* **What is being asked**
Go through the records and copy each line where the string "closable" occurs.

━━ Information provided

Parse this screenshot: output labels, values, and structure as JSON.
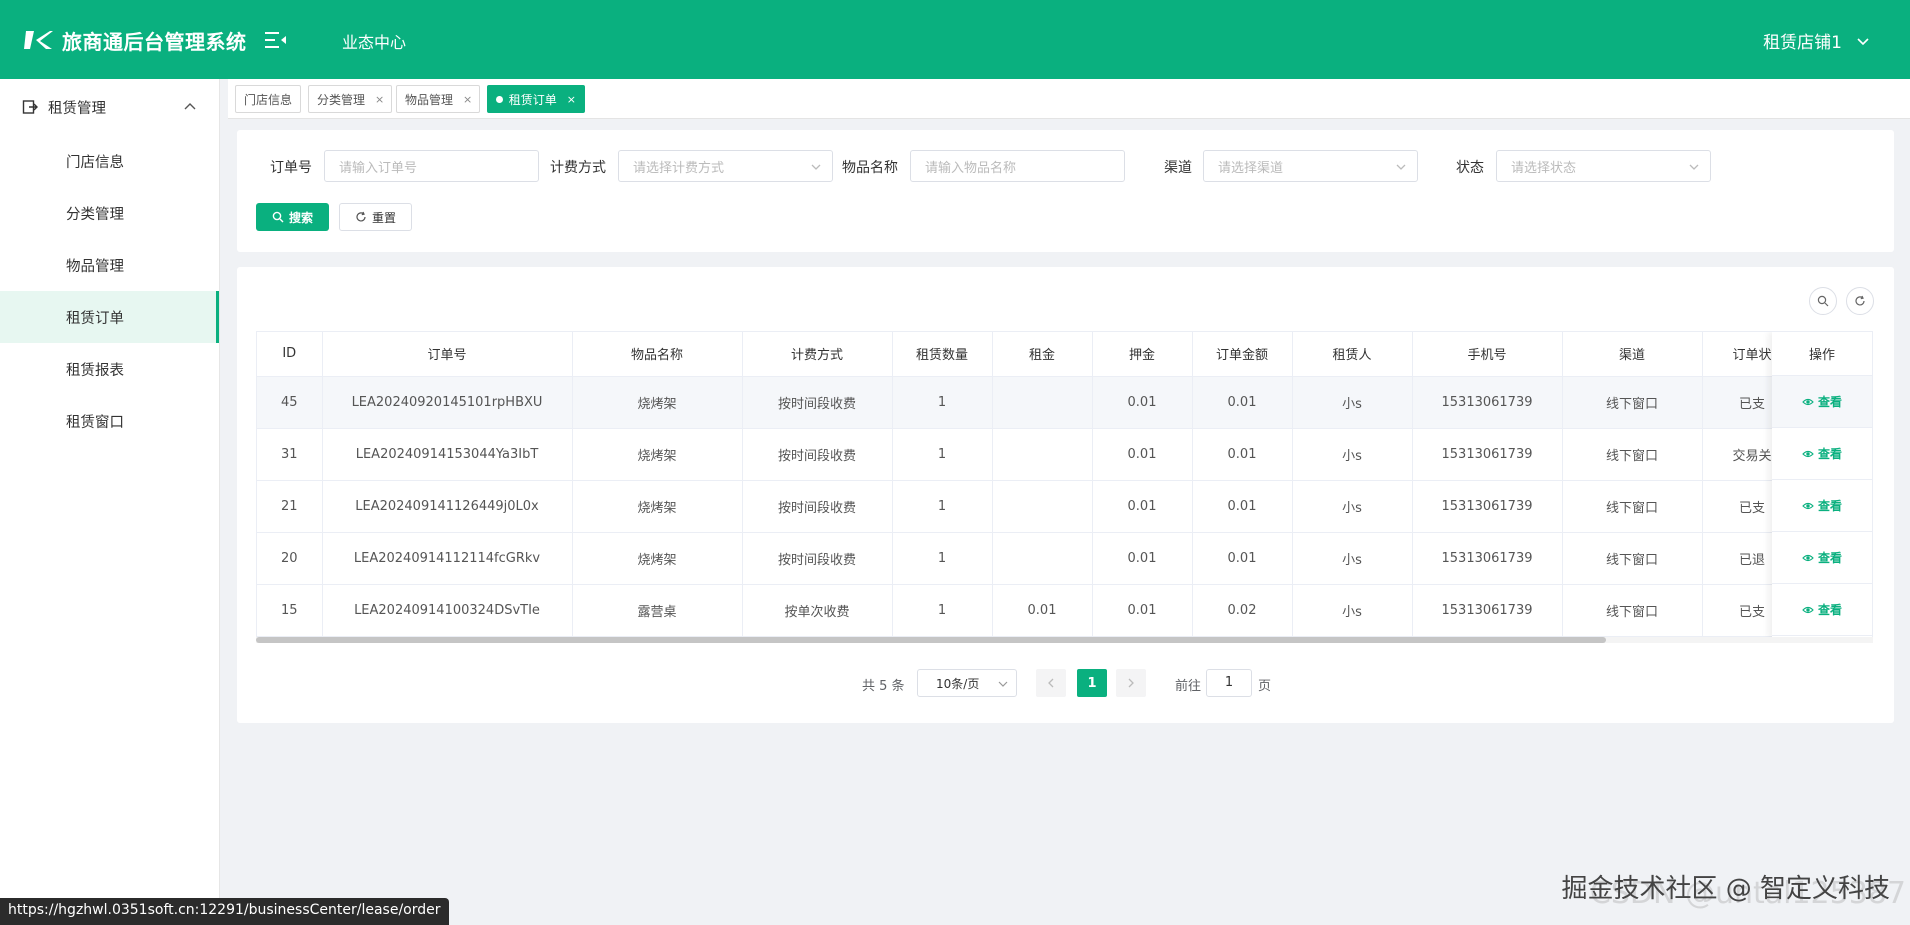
{
  "header": {
    "app_title": "旅商通后台管理系统",
    "nav_label": "业态中心",
    "store_name": "租赁店铺1",
    "brand_color": "#0ab07f"
  },
  "sidebar": {
    "group_label": "租赁管理",
    "items": [
      {
        "label": "门店信息"
      },
      {
        "label": "分类管理"
      },
      {
        "label": "物品管理"
      },
      {
        "label": "租赁订单",
        "active": true
      },
      {
        "label": "租赁报表"
      },
      {
        "label": "租赁窗口"
      }
    ]
  },
  "tabs": [
    {
      "label": "门店信息",
      "closable": false
    },
    {
      "label": "分类管理",
      "closable": true
    },
    {
      "label": "物品管理",
      "closable": true
    },
    {
      "label": "租赁订单",
      "closable": true,
      "active": true
    }
  ],
  "filters": {
    "order_no": {
      "label": "订单号",
      "placeholder": "请输入订单号"
    },
    "billing": {
      "label": "计费方式",
      "placeholder": "请选择计费方式"
    },
    "item_name": {
      "label": "物品名称",
      "placeholder": "请输入物品名称"
    },
    "channel": {
      "label": "渠道",
      "placeholder": "请选择渠道"
    },
    "status": {
      "label": "状态",
      "placeholder": "请选择状态"
    },
    "search_label": "搜索",
    "reset_label": "重置"
  },
  "table": {
    "columns": [
      "ID",
      "订单号",
      "物品名称",
      "计费方式",
      "租赁数量",
      "租金",
      "押金",
      "订单金额",
      "租赁人",
      "手机号",
      "渠道",
      "订单状"
    ],
    "action_column": "操作",
    "action_label": "查看",
    "rows": [
      {
        "id": "45",
        "order_no": "LEA20240920145101rpHBXU",
        "item": "烧烤架",
        "billing": "按时间段收费",
        "qty": "1",
        "rent": "",
        "deposit": "0.01",
        "amount": "0.01",
        "renter": "小s",
        "phone": "15313061739",
        "channel": "线下窗口",
        "status": "已支"
      },
      {
        "id": "31",
        "order_no": "LEA20240914153044Ya3IbT",
        "item": "烧烤架",
        "billing": "按时间段收费",
        "qty": "1",
        "rent": "",
        "deposit": "0.01",
        "amount": "0.01",
        "renter": "小s",
        "phone": "15313061739",
        "channel": "线下窗口",
        "status": "交易关"
      },
      {
        "id": "21",
        "order_no": "LEA202409141126449j0L0x",
        "item": "烧烤架",
        "billing": "按时间段收费",
        "qty": "1",
        "rent": "",
        "deposit": "0.01",
        "amount": "0.01",
        "renter": "小s",
        "phone": "15313061739",
        "channel": "线下窗口",
        "status": "已支"
      },
      {
        "id": "20",
        "order_no": "LEA20240914112114fcGRkv",
        "item": "烧烤架",
        "billing": "按时间段收费",
        "qty": "1",
        "rent": "",
        "deposit": "0.01",
        "amount": "0.01",
        "renter": "小s",
        "phone": "15313061739",
        "channel": "线下窗口",
        "status": "已退"
      },
      {
        "id": "15",
        "order_no": "LEA20240914100324DSvTIe",
        "item": "露营桌",
        "billing": "按单次收费",
        "qty": "1",
        "rent": "0.01",
        "deposit": "0.01",
        "amount": "0.02",
        "renter": "小s",
        "phone": "15313061739",
        "channel": "线下窗口",
        "status": "已支"
      }
    ]
  },
  "pagination": {
    "total_text": "共 5 条",
    "page_size": "10条/页",
    "current_page": "1",
    "goto_label": "前往",
    "goto_value": "1",
    "goto_unit": "页"
  },
  "status_url": "https://hgzhwl.0351soft.cn:12291/businessCenter/lease/order",
  "watermark": "掘金技术社区 @ 智定义科技",
  "watermark_ghost": "CSDN @untal125387"
}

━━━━

* **Problem solution**
      "closable": false
      "closable": true
      "closable": true
      "closable": true,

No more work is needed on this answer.